NZ Herald 31/1/2009: By 2007 Immigration officials recommended Liu’s permanent residency be revoked on grounds that he had allegedly provided false information.
NZ Herald 4/7/2009: The citizenship was granted nine months after officials advised the Immigration Minister at the time, David Cunliffe, that dual identities allegedly used by Liu were grounds to revoke his permanent residency.Â
And lastly, InvestigateDaily 3/12/2011:
Jones, as Associate Immigration Minister, was presumed to have seen immigration files on Yang Liu, in addition to his role as delegated Internal Affairs Minister. It was in that latter role that Jones gave Liu New Zealand citizenship, against the explicit warnings of officials who told him Liuâ€™s identity was believed fake and that his citizenship application was fraudulent.
Internal Affairs sources have told TGIF that a recommendation also went to the Minister of Immigration recommending Liuâ€™s permanent residency be revoked while it was still possible to do so, but the Minister overturned it.

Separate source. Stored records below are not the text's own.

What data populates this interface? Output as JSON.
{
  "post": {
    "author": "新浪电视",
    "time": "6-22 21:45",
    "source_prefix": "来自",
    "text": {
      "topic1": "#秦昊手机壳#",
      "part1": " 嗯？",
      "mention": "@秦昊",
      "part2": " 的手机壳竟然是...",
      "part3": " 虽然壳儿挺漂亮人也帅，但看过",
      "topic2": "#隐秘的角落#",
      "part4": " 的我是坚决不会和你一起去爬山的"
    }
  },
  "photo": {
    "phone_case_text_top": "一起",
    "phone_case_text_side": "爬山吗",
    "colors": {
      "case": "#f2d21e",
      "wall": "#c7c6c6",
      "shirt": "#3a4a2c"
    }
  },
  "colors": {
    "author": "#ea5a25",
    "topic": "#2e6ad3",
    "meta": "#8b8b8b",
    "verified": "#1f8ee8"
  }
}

TGIF spoke to then Immigration Minister Clayton Cosgrove who denied any involvement with the Liu case and said such cases would normally have been handled by the Associate Minister. Cosgrove subsequently told us this week heâ€™d received a verbal briefing from officials confirming they believed Liuâ€™s residency had been obtained fraudulently, and that he was under investigation. But Cosgrove reiterated he had never seen Liuâ€™s file or received any written briefing.
Yet our OIA request to the Immigration Service for the file to Shane Jones recommending residency be revoked turned up a surprise answer:
â€śPapers of that nature were sent to a previous Minister of Immigration and are withheld,â€ť confirmed Api Fiso, the Group Manager for Border Security at the Immigration Service.
With Cosgrove out of the picture, that left his predecessor David Cunliffe in the gun. It now appears Cunliffe was, like Jones, explicitly warned about Yang Liuâ€™s fraudulent residency application, yet for inexplicable reasons chose not to revoke the Labour party donorâ€™s visa when he had the chance.
There are plenty more links that we could list, but we reckon that we’ve risen to Judge Holden’s challenge, and then some.